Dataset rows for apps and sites
⁂

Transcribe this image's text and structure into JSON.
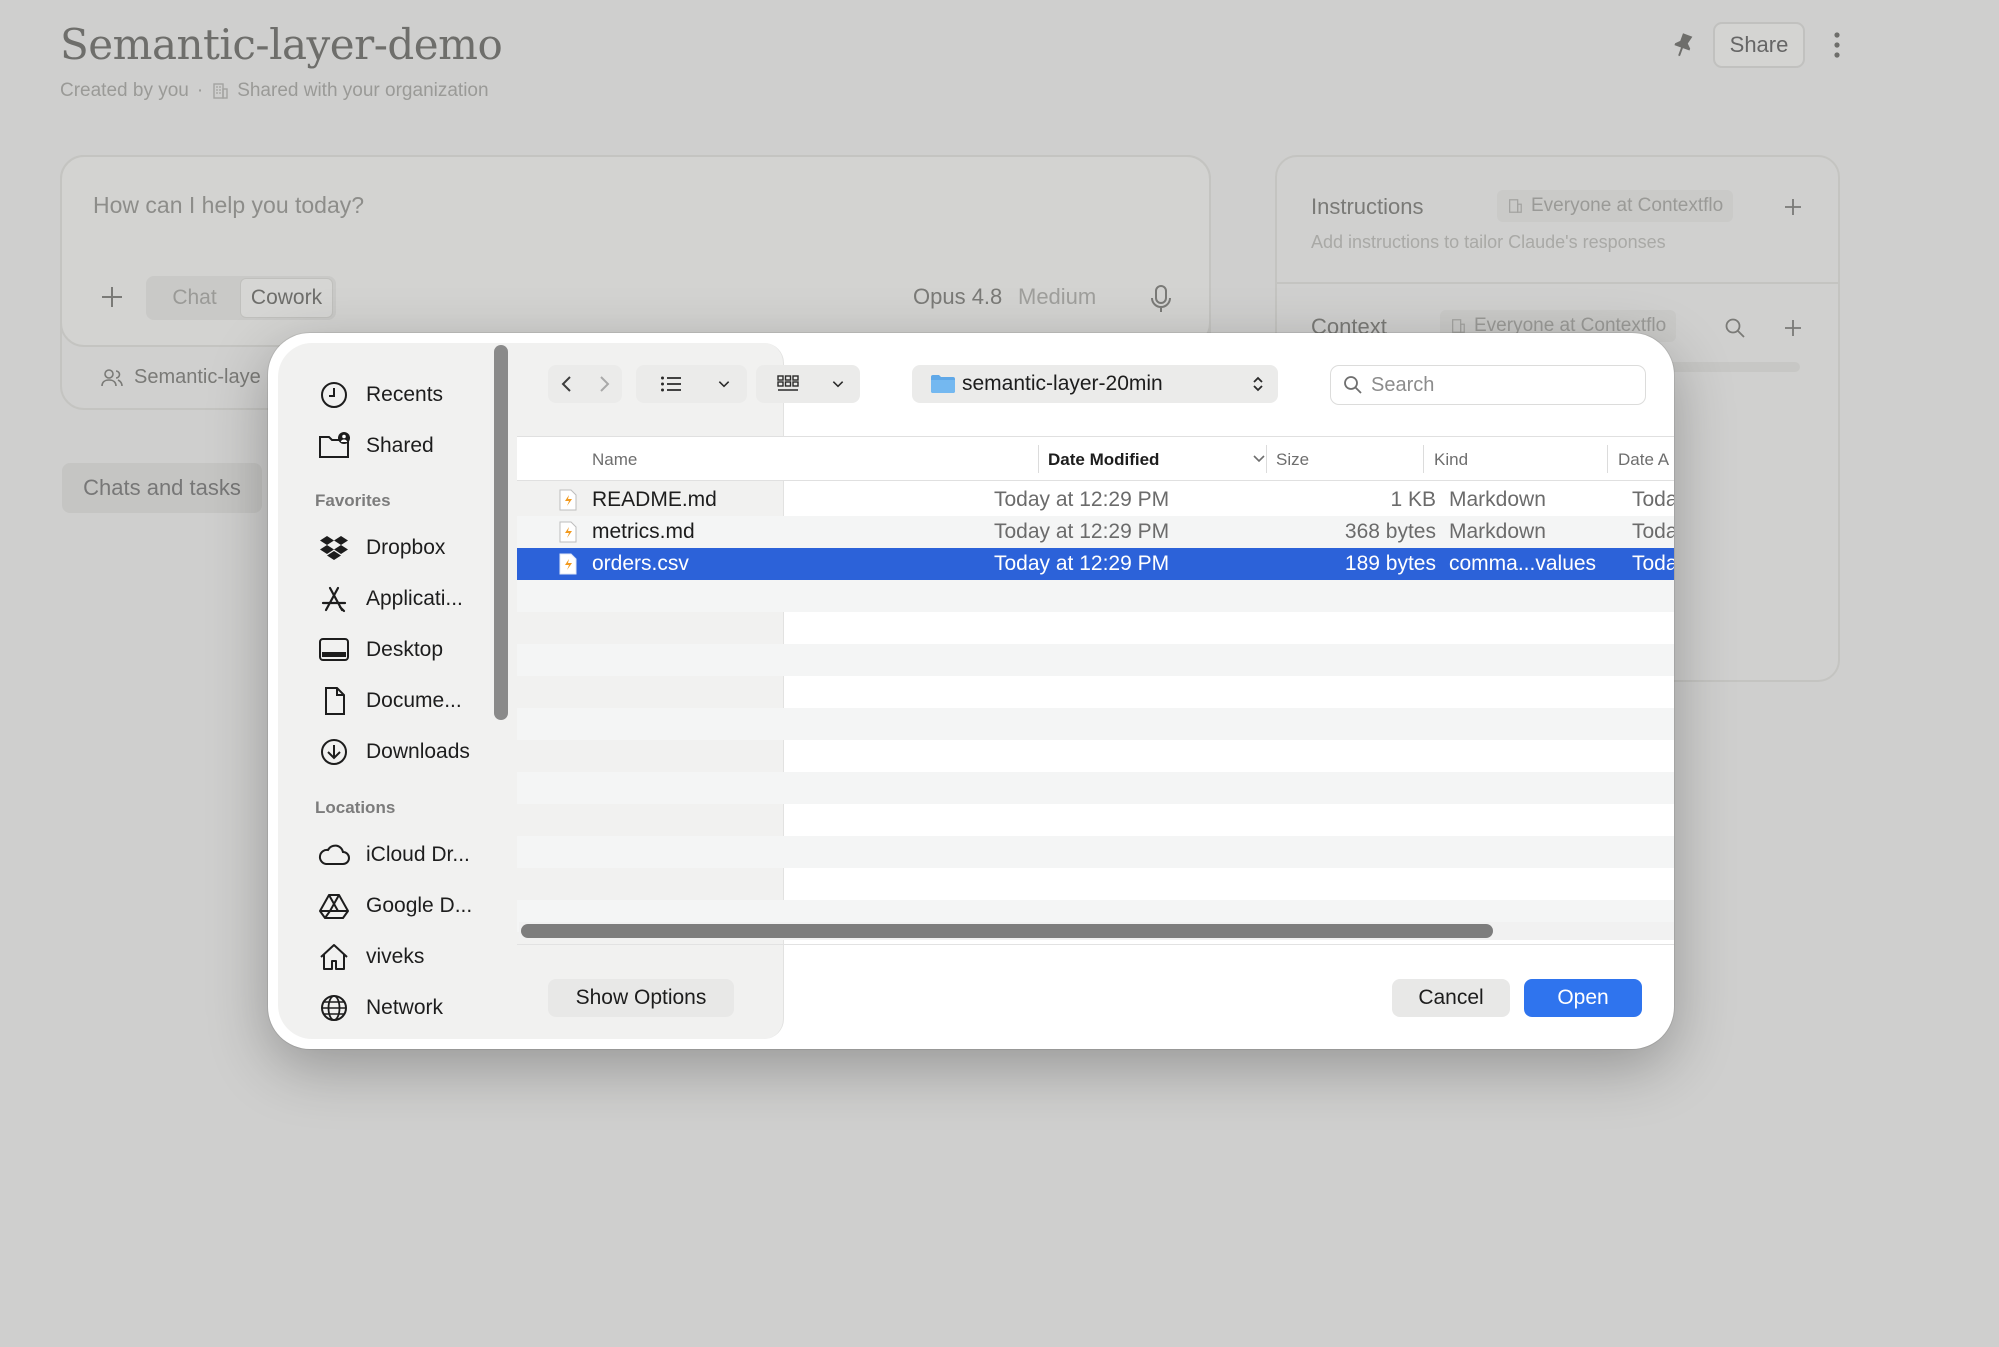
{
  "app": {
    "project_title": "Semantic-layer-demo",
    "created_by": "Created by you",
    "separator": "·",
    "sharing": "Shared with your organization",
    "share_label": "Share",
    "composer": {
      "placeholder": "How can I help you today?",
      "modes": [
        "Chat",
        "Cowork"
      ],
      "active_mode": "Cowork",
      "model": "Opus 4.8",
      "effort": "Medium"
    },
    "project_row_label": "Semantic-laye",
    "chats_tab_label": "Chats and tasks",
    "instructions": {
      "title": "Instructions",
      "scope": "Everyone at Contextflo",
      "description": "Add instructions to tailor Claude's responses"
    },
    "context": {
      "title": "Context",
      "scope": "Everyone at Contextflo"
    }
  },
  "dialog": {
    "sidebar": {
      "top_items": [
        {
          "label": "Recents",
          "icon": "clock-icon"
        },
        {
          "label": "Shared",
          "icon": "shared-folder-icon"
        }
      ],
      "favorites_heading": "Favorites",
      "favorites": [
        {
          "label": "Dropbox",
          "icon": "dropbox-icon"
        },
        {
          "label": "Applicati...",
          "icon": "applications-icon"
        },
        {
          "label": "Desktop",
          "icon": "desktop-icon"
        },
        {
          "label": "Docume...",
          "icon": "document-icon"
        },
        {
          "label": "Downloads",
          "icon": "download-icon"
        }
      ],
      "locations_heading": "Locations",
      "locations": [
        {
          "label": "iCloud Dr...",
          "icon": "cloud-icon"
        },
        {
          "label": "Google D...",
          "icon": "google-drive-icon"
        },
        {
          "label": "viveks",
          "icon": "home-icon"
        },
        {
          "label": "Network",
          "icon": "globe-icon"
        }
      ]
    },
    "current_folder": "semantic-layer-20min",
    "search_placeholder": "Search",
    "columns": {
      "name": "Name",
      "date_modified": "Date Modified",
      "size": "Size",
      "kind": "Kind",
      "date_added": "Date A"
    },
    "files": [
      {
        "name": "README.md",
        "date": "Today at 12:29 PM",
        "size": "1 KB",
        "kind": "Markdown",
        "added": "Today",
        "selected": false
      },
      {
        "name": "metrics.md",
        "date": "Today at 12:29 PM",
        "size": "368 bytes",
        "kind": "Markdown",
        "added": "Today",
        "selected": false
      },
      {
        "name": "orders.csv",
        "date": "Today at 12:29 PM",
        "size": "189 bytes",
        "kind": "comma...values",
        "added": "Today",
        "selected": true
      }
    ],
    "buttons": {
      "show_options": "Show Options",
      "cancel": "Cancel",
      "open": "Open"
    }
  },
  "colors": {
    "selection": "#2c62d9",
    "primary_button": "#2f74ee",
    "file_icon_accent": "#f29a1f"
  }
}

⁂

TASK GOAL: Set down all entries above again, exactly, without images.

WRITTEN RESPONSE:
Transcribe this image's text and structure into JSON.
{
  "app": {
    "project_title": "Semantic-layer-demo",
    "created_by": "Created by you",
    "separator": "·",
    "sharing": "Shared with your organization",
    "share_label": "Share",
    "composer": {
      "placeholder": "How can I help you today?",
      "modes": [
        "Chat",
        "Cowork"
      ],
      "active_mode": "Cowork",
      "model": "Opus 4.8",
      "effort": "Medium"
    },
    "project_row_label": "Semantic-laye",
    "chats_tab_label": "Chats and tasks",
    "instructions": {
      "title": "Instructions",
      "scope": "Everyone at Contextflo",
      "description": "Add instructions to tailor Claude's responses"
    },
    "context": {
      "title": "Context",
      "scope": "Everyone at Contextflo"
    }
  },
  "dialog": {
    "sidebar": {
      "top_items": [
        {
          "label": "Recents",
          "icon": "clock-icon"
        },
        {
          "label": "Shared",
          "icon": "shared-folder-icon"
        }
      ],
      "favorites_heading": "Favorites",
      "favorites": [
        {
          "label": "Dropbox",
          "icon": "dropbox-icon"
        },
        {
          "label": "Applicati...",
          "icon": "applications-icon"
        },
        {
          "label": "Desktop",
          "icon": "desktop-icon"
        },
        {
          "label": "Docume...",
          "icon": "document-icon"
        },
        {
          "label": "Downloads",
          "icon": "download-icon"
        }
      ],
      "locations_heading": "Locations",
      "locations": [
        {
          "label": "iCloud Dr...",
          "icon": "cloud-icon"
        },
        {
          "label": "Google D...",
          "icon": "google-drive-icon"
        },
        {
          "label": "viveks",
          "icon": "home-icon"
        },
        {
          "label": "Network",
          "icon": "globe-icon"
        }
      ]
    },
    "current_folder": "semantic-layer-20min",
    "search_placeholder": "Search",
    "columns": {
      "name": "Name",
      "date_modified": "Date Modified",
      "size": "Size",
      "kind": "Kind",
      "date_added": "Date A"
    },
    "files": [
      {
        "name": "README.md",
        "date": "Today at 12:29 PM",
        "size": "1 KB",
        "kind": "Markdown",
        "added": "Today",
        "selected": false
      },
      {
        "name": "metrics.md",
        "date": "Today at 12:29 PM",
        "size": "368 bytes",
        "kind": "Markdown",
        "added": "Today",
        "selected": false
      },
      {
        "name": "orders.csv",
        "date": "Today at 12:29 PM",
        "size": "189 bytes",
        "kind": "comma...values",
        "added": "Today",
        "selected": true
      }
    ],
    "buttons": {
      "show_options": "Show Options",
      "cancel": "Cancel",
      "open": "Open"
    }
  },
  "colors": {
    "selection": "#2c62d9",
    "primary_button": "#2f74ee",
    "file_icon_accent": "#f29a1f"
  }
}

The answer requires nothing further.